      Well I will certainly start following cardelean. And yep, those Europeans like there breaks! Trains are just the greatest way to travel - not only do you get to relax as you move, but you end up walking around every city you arrive in. My friend and I were in pretty good shape after that summer.

    • Denise Handlon profile image

      Denise Handlon 5 years ago from North Carolina

      Thanks Robert. My 'kid' actually is a hubber here as well: cardelean. She wrote a hub about our visit to Giverny to see Monet's Gardens. We went to France, Switzerland, Italy and Monte Carlo. We were supposed to head into Spain (that one was my choice), but there was a rail strike that delayed us and we had to get back to Paris. Oh, heck! There was always a rail strike, LOL

    • Robert Erich profile image

      Robert Erich 5 years ago from California

      That's awesome Denise! A mom that's cool enough to meander around Europe is definitely pretty cool. Appreciate your comment.

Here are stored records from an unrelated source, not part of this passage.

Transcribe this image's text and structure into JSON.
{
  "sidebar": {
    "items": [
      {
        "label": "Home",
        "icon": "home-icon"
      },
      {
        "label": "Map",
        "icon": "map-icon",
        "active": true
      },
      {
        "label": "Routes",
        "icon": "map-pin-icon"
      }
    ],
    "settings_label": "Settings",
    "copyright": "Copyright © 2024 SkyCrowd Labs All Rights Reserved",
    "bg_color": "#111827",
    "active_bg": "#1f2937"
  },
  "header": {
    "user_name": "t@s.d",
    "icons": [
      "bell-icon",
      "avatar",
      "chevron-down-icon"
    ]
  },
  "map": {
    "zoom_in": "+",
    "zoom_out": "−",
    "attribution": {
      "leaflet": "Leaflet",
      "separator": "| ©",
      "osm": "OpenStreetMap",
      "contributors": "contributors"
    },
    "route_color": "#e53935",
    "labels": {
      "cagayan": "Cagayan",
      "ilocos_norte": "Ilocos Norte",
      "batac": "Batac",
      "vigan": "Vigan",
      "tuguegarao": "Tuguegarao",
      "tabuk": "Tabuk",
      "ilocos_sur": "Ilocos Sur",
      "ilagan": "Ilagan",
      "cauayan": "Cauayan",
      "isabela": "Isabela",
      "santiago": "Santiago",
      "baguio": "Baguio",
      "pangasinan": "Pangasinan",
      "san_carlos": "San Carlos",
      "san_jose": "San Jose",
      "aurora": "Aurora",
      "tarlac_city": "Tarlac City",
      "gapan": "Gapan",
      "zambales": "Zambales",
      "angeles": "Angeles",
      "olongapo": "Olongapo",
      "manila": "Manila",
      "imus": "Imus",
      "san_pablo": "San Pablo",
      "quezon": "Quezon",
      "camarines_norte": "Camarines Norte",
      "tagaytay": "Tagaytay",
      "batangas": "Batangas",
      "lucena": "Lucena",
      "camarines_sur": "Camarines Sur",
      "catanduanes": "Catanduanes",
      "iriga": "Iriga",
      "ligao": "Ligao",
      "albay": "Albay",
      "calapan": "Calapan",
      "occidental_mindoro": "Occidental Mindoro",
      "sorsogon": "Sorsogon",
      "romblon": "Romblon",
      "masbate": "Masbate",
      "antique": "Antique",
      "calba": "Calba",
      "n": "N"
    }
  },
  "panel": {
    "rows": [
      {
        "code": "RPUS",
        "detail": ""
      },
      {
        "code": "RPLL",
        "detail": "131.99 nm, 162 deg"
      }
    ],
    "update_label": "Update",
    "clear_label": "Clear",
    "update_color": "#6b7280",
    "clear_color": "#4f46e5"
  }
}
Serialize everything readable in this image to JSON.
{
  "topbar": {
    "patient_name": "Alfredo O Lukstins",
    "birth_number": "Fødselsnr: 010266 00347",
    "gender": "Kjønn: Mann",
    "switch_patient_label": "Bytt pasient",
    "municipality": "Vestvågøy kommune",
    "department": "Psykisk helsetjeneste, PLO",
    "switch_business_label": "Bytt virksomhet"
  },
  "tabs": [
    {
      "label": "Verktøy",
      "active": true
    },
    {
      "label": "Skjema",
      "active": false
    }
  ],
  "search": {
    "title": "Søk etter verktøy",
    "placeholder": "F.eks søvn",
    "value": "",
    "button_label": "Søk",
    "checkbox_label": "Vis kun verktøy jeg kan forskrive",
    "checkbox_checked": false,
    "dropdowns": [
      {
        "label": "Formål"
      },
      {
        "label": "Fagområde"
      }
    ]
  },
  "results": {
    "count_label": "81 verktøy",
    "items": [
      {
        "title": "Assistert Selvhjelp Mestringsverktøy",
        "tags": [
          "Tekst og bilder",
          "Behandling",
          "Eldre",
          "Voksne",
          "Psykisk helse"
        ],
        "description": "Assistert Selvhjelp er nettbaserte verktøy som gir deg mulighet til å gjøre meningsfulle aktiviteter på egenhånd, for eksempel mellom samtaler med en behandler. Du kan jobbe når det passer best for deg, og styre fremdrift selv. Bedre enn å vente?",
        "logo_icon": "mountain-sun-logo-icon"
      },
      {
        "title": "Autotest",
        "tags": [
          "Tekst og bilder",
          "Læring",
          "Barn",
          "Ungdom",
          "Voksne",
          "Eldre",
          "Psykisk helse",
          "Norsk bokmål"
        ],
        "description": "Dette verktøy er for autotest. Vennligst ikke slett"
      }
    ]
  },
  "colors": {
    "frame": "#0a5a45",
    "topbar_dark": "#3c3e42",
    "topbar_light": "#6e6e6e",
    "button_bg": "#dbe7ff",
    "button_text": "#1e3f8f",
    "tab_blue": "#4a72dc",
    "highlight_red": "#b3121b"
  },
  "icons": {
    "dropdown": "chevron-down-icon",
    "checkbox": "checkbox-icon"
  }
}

    • Denise Handlon profile image

      Denise Handlon 5 years ago from North Carolina

      I did the hostel route while travelling in Europe back in the 80's. Actually, I wasn't the college kid, my daughter was and I was tagging along. We had a blast!

      Great questions here...certainly worthy of hard consideration if one is contemplating the hostel adventure.

    • Robert Erich profile image

      Robert Erich 5 years ago from California

      Wow Dim, this sounds like an awesome story as well! One of my dreams is to train across India. Sounds like you do a great job of enjoying and experiencing life. You will be my motivation.

    • Dim Flaxenwick profile image

      Dim Flaxenwick 5 years ago from Great Britain

      Excellent information formed into a great hub.

      My husband and l missed out on he experiences you describe, bu still manged in our late 50s to travel India by train, and only treated ourselves to 1 5 star Hotel, the rest were small Hotels flled with Indian people. Cheap and cheerful, Ok to just get your head down overnight.

    • Robert Erich profile image

      Robert Erich 5 years ago from California

      Thanks Keith! Traveling is definitely an adventure. I think I'm going to be following in your footsteps - but possibly in Asia instead of Europe.

    • Keith Matyi profile image

      Keith Matyi 5 years ago from Denton, TX

      Good Hub! As for me, I lived in Europe for ten years and did the Hostel bit. All I have is good memories over the years. Keep up the good work.